“That we were slaves I had known all my life–and nothing could be done about it. True, we weren’t bought and sold–but as long as Authority held monopoly over what we had to have and what we could sell to buy it, we were slaves.”
― Robert A. Heinlein, The Moon is a Harsh Mistress
A sullen young man with ideas once wanted to change the world, wanted to be a part of the progress based on a vision of the future – like many young men, ideally like all young men. What young person doesn’t want to make the world a better place?
But what, exactly, is a better place? A measure of environment is in order – unless part of the financially elite, the view out of the front door of the house walked out of is to trade time for a dream – and a social narrative impacts that dream. Maybe it’s a house with a white picket fence and 2.5 children – the latter being painful for women, so I imagine they round down. Maybe it’s simply not to be living from paycheck to paycheck like a single parent might, maybe it’s to go to college because the social narrative told you to. Maybe it’s to join the military to get ahead – trading time, sweat and the potential for blood for a narrated step up.
The economy is the manager you work for, the company store will sell you everything you can afford to forget your manager is fickle and controlled by algorithms and people who don’t care that you spend your life being a productive member of society. But what is productive? Is productive for a corporate entity the same as productive for yourself? If you care for a system, does the system care back? When’s the last time a bureaucracy gave you a hug, made you feel warm and fuzzy? When’s the last time a corporate logo stopped by and told you a joke? When’s the last time you didn’t feel defensive in a world so easily offended? When the world twists you, it still wants you to be useful.
Time. We measure ourselves in time. Some say time is money, but all things being relative, how much value does your time have? The sand runs down the clock while you try to climb up it and eventually, you get tired. Some people go longer than others, climbing to different heights, having started from different heights, but unless you claw your way to the top of the sand in the upper chamber, you’re covered in sand – and if you, somehow, find yourself on top of the pile… you find yourself being sucked down the hole as you stand on that foundation of sand.
That, too, is how we measure revolution – not the violent upheavals that sometimes come with it which we keep as landmarks in history books, but the things that lead up to them that aren’t as interesting because they lack the prerequisite blood, and maybe sex, that keeps people enthralled. One person’s death seems to be more important than the saved lives of hundreds, if you follow the modern media – the bloodier the better.
Revolution isn’t the upheaval, the violent revolutions only happening when peaceful revolutions are too improbable. The clock of sand isn’t based on gravity; it’s an ellipse drawn in the sand. It’s the snake that eats itself, Ouroboros. Pi has little meaning here, it’s all relative.

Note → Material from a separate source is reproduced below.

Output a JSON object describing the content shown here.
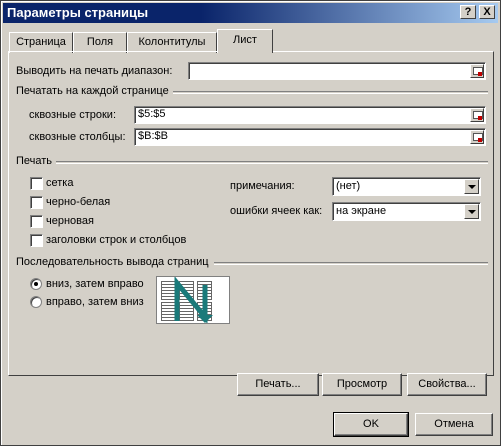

Revolution is a process, change being inevitable. The latin root of the word, revolutio, is ‘a turn around’ – but that isn’t seen between the landmarks in history that are taught in schools; the precis version given of blood and sex – not sweat, not changing minds, not the small things that creep through societies connecting people. The revolutions have been televised since there was television, the revolutions are happening right now. Not all are good, not all are bad – and the moral relativism that makes people fight over them is about as meaningful as the change itself.

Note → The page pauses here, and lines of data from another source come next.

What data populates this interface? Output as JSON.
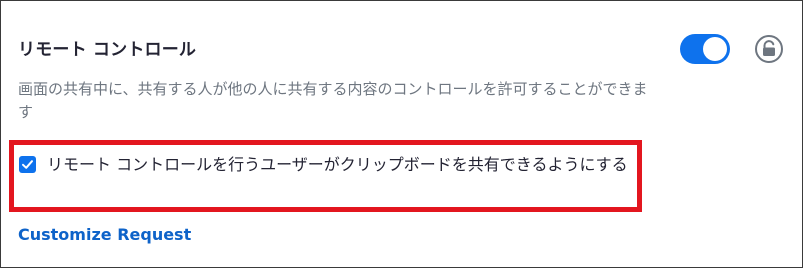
{
  "setting": {
    "title": "リモート コントロール",
    "enabled": true,
    "description": "画面の共有中に、共有する人が他の人に共有する内容のコントロールを許可することができます"
  },
  "option": {
    "checked": true,
    "label": "リモート コントロールを行うユーザーがクリップボードを共有できるようにする"
  },
  "customize_link": "Customize Request",
  "colors": {
    "accent": "#0e72ed",
    "highlight": "#e3161f",
    "link": "#0e63c9"
  },
  "icons": {
    "toggle": "toggle-switch",
    "lock": "unlocked-padlock-icon",
    "checkbox": "checkmark-icon"
  }
}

Tyrants only bleed when the masses have bled, but the only tyrants that exist are those that are allowed by the masses.
“Revolution is an art that I pursue rather than a goal I expect to achieve. Nor is this a source of dismay; a lost cause can be as spiritually satisfying as a victory.”
― Robert A. Heinlein,
The balance of society is never centered, it’s always moving one way or the other, shifting in the sand. And this is why it’s folly to pursue revolution as an end, as an absolute, as a goal. In youth and through age, most do not know this, passions fueled by the change that they want to see in the world when…
Well, the world doesn’t really care. It doesn’t need to be saved; it doesn’t want to be saved. All that can be done is to make the revolutions peaceful.
And that means not being a jerk.